Early designs for the bridge have been released by the Western Australian government.
The bridge, which will be located on the country of the Whadjuk Noongar people, features a gentle curve, supported by 35-40-metre-high boomerang-shaped pylons. The design has been developed by multidisciplinary firm IPV Delft in consultation with a Whadjuk working group.
The bridge will stretch over 650 metres, with 250 metres over the Swan River on the Victoria Park side and 140 metres on the city side. A 270-metre path will traverse through Heirisson Island, connecting the two bridges.
The design of the bridge is inspired by the stories of two historical indigenous figures, Noongar Whadjuk woman Fanny Balbuk and Noongar man Yagan. Fanny Balbuk lived on the Swan River in the early days of colonisation and is renowned for her resistance to colonial invasion. Yagan is renowned for his resistance to British colonial settlement in the early 1800s.

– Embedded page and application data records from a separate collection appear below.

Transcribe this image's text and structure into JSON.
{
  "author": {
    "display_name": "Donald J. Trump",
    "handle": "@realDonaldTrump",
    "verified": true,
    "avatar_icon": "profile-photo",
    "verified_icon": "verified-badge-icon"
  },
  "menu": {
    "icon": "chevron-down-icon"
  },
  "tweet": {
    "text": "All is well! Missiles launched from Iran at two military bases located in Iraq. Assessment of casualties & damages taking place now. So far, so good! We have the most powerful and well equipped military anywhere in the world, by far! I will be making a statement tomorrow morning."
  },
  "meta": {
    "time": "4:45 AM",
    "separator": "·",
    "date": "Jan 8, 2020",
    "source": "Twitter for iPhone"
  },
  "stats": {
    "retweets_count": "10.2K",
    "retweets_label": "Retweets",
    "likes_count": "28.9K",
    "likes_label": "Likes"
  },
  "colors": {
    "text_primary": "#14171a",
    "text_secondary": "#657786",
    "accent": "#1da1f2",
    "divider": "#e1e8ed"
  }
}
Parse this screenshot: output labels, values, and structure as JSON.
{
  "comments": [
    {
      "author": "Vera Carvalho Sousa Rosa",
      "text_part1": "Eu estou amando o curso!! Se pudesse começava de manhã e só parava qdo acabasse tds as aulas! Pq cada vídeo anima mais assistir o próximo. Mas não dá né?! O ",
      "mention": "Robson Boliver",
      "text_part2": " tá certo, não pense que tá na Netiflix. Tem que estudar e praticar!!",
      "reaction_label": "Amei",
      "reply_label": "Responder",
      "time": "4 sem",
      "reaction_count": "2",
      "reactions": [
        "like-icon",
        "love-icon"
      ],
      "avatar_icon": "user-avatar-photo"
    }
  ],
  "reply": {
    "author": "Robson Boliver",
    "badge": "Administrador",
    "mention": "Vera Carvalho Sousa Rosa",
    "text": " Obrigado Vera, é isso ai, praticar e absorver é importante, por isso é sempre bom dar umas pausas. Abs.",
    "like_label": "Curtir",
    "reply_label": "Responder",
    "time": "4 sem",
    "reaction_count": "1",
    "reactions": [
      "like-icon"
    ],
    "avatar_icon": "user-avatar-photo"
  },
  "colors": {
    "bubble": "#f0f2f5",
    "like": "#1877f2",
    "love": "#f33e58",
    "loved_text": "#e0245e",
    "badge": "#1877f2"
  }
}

The bridge will provide a safe option for people walking and cycling, and will remove traffic pressure from the heritage-listed Causeway bridge to the east of Perth. “The Causeway is one of the busiest connections into central Perth, and the current path has long been recognised as too narrow to accommodate demand from people walking, running and riding,” said WA Transport Minister Rita Saffoti.
“The shared path is uneven and becomes congested causing conflict between cyclists and pedestrians, with more than 1400 cyclists and 1900 pedestrians using the path daily.”
The new path will be at minium six metres-wide, with dedicated cycle and pedestrian lanes.
Planning and design will continue with tenders to be released in 2021.
Images via IPV Delft